### DIRECTIONS
Wherever the word "Profit" appears in a line of the records, copy that line.

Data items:
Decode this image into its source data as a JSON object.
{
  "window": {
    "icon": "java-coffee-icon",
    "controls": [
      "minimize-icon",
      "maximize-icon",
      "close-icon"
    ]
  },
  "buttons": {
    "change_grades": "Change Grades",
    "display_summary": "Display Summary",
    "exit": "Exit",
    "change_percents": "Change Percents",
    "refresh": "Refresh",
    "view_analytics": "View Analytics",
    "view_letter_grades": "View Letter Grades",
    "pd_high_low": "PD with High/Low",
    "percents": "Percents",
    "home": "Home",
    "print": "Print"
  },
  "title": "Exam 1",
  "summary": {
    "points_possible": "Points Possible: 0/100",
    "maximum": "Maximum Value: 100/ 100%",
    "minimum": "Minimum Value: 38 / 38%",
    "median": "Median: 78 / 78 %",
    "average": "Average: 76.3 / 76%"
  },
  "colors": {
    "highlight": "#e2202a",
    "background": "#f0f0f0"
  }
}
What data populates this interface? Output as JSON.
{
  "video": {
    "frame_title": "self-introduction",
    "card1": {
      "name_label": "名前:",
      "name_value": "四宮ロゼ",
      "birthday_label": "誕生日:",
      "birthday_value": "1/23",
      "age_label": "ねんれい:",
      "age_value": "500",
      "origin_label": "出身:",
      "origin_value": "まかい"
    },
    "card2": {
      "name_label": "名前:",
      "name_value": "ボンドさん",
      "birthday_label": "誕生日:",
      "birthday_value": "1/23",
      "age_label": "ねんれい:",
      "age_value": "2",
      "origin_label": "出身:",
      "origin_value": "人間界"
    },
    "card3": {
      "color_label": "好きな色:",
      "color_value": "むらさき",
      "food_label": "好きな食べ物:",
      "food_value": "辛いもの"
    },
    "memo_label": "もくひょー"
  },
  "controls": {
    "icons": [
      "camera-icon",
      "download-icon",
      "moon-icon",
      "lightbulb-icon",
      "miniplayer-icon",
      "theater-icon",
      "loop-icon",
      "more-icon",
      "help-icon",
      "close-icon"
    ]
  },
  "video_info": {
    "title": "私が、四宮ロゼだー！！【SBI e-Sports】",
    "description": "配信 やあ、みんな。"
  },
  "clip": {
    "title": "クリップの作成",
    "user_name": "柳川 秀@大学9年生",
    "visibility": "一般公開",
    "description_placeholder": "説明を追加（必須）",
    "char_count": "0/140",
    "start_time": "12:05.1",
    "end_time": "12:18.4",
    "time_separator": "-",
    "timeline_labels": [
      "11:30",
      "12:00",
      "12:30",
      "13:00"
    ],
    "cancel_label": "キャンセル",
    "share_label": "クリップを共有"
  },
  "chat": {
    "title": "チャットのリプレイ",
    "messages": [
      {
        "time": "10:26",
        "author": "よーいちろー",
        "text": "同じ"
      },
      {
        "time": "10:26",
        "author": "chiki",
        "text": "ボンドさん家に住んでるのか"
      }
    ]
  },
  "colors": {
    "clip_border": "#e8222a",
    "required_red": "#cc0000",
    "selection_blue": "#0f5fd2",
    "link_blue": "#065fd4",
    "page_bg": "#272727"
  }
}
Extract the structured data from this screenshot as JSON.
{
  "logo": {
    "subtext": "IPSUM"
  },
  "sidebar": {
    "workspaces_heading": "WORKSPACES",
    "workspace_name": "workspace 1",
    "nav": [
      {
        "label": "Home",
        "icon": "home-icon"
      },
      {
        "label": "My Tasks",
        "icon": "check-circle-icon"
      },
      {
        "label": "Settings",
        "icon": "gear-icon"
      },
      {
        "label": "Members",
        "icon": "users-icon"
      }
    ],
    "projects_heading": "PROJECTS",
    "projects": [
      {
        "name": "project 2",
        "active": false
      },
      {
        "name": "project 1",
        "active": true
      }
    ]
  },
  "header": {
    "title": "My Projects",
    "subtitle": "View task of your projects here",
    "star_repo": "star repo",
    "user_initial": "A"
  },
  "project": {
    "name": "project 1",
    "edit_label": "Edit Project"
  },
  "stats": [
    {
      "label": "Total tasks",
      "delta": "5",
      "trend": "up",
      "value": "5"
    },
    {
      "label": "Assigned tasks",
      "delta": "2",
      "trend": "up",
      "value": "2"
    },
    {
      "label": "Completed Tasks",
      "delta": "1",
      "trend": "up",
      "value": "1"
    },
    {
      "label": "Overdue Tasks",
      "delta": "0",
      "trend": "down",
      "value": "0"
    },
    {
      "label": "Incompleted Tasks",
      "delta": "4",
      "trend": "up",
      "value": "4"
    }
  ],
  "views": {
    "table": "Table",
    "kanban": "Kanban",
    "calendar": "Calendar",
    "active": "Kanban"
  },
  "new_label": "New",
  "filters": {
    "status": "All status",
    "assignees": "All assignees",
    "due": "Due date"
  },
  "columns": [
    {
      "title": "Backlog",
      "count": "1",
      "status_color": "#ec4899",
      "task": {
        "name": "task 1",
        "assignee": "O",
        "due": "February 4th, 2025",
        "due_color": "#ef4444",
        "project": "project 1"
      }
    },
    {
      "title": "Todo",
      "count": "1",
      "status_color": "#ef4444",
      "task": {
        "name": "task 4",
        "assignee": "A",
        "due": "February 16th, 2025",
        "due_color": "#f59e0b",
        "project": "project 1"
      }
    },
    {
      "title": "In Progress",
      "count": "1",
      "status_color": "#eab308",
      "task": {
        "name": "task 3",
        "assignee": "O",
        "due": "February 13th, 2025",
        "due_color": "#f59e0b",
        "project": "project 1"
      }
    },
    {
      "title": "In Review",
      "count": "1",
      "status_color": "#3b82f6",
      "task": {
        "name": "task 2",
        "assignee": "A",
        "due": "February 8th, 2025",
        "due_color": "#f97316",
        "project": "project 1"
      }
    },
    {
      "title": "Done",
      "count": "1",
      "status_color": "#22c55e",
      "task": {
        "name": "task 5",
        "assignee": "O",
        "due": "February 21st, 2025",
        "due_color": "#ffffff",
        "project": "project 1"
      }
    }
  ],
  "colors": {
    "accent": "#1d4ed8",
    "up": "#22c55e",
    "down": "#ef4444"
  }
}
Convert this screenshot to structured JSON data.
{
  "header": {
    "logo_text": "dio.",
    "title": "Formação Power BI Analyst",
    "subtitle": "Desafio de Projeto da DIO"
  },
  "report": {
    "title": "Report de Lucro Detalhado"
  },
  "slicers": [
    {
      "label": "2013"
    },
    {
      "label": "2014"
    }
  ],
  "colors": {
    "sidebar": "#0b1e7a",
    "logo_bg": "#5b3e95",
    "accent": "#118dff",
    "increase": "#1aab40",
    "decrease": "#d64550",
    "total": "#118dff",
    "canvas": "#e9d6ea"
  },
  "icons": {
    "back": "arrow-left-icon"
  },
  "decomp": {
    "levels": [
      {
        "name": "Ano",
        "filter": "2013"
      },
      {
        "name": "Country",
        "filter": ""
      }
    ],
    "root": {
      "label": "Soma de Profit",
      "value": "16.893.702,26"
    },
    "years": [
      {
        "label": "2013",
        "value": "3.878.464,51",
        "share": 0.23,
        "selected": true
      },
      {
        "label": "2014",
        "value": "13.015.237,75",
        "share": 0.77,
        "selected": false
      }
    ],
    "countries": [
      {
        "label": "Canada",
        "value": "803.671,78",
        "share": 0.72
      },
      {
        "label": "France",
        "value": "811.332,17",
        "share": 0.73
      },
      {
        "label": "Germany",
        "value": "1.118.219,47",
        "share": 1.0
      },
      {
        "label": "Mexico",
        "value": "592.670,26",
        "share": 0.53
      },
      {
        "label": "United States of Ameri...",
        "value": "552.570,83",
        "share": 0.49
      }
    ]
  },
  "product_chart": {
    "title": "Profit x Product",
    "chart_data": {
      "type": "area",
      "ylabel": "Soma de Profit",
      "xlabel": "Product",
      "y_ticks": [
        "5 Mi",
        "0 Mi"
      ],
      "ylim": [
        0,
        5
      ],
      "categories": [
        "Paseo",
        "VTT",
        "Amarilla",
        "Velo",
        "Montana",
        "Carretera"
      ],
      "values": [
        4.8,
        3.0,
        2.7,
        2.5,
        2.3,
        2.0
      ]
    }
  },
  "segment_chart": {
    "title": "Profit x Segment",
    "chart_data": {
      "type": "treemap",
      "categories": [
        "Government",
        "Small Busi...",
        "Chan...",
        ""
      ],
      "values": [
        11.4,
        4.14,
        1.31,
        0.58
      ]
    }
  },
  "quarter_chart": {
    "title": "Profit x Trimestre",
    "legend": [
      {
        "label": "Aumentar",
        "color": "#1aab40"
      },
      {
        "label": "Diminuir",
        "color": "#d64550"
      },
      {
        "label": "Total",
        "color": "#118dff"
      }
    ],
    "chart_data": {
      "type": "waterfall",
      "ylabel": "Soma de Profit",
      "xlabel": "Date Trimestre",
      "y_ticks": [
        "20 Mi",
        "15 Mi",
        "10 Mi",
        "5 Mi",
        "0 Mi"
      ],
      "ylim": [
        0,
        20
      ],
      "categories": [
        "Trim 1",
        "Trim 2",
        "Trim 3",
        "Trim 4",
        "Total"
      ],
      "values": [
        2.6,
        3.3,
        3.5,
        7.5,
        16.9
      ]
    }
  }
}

### FINAL ANSWER
      "label": "Soma de Profit",
    "title": "Profit x Product",
      "ylabel": "Soma de Profit",
    "title": "Profit x Segment",
    "title": "Profit x Trimestre",
      "ylabel": "Soma de Profit",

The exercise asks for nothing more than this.